American Association for Public Opinion Research Conference
May 13, 2005
Survey designers often want to oversample specific sub-populations, usually to improve precision and robustness in analysis of key differences. Nearly all existing methods for this in two stage sampling produce explicit problems, and have specific weaknesses, because domains (sub-populations) targeted for over sampling usually cross cut the clusters that form the PSUs.
This paper sets out a new method of sampling in such circumstances which gives major gains over previous methods, in both effectiveness and efficiency. This is achieved by simultaneously constraining three factors:
- sample sizes within domains that cross-cut clusters
- sample sizes within clusters
- variation in selection probabilities, both within domains and overall.
This is achieved through use of a size measure which, instead of being a simple count of the second stage units, is a weighted sum of the counts of units in each domain within the cluster. This relies on knowledge of the distribution of units over domains within each cluster, something which is often possible when administrative data are available. These data can be exploited to produce samples with closely controlled composition of PSUs and that are both more effective in boosting sub-samples than standard methods and offer, through reduction of design effects and ensuing improvements in effective sample size, greater cost efficiency than would otherwise be possible.

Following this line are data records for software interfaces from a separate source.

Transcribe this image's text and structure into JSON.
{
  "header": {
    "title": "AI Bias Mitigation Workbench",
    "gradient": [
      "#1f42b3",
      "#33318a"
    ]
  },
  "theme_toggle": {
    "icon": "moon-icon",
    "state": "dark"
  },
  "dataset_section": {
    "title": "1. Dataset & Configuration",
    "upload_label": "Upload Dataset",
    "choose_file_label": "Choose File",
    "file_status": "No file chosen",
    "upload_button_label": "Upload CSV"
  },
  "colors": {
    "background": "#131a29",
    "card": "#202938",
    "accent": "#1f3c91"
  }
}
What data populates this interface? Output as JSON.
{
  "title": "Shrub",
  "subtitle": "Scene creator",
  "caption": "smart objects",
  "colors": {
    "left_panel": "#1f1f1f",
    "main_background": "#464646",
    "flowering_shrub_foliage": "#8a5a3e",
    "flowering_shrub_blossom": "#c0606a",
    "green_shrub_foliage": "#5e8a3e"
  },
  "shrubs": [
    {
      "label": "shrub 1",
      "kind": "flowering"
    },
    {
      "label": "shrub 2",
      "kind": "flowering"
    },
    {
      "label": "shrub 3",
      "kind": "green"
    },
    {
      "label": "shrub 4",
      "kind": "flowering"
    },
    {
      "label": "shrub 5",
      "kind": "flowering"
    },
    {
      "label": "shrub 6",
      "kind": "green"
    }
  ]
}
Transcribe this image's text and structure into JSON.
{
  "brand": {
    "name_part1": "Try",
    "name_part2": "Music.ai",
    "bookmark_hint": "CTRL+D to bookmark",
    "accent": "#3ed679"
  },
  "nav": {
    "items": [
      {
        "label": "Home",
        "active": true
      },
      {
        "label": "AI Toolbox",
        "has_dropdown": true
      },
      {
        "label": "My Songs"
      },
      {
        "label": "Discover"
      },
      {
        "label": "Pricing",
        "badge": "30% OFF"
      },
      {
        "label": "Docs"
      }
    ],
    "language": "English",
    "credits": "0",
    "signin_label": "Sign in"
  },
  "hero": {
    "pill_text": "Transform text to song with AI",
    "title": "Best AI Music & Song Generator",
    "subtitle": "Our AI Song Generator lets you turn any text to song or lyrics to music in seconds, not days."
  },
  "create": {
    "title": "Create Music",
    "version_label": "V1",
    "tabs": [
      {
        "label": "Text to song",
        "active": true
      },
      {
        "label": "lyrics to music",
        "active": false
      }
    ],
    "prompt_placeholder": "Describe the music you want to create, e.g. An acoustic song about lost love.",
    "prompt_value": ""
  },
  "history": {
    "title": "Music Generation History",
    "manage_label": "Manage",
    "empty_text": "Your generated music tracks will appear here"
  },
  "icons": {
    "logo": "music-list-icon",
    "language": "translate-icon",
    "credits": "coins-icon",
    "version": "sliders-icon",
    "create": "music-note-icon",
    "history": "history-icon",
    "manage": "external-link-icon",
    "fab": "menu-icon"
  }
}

The paper comprises a general description of the method, and its underlying theoretical framework, and a case study of its application. This was in the design and implementation of the initial sample for a longitudinal study of young people in England. The overall design was a conventional two-stage one with PPS, with schools being PSUs and individuals sampled from their registers. A critical design objective was, however, boosting the numbers in the initial sample from six ethnic minority groups. The paper sets out the explicit advantages of the new method in this case, the problems encountered and their solutions. The conclusion is that this method has several substantial advantages over others and should be the default method for use in similar circumstances.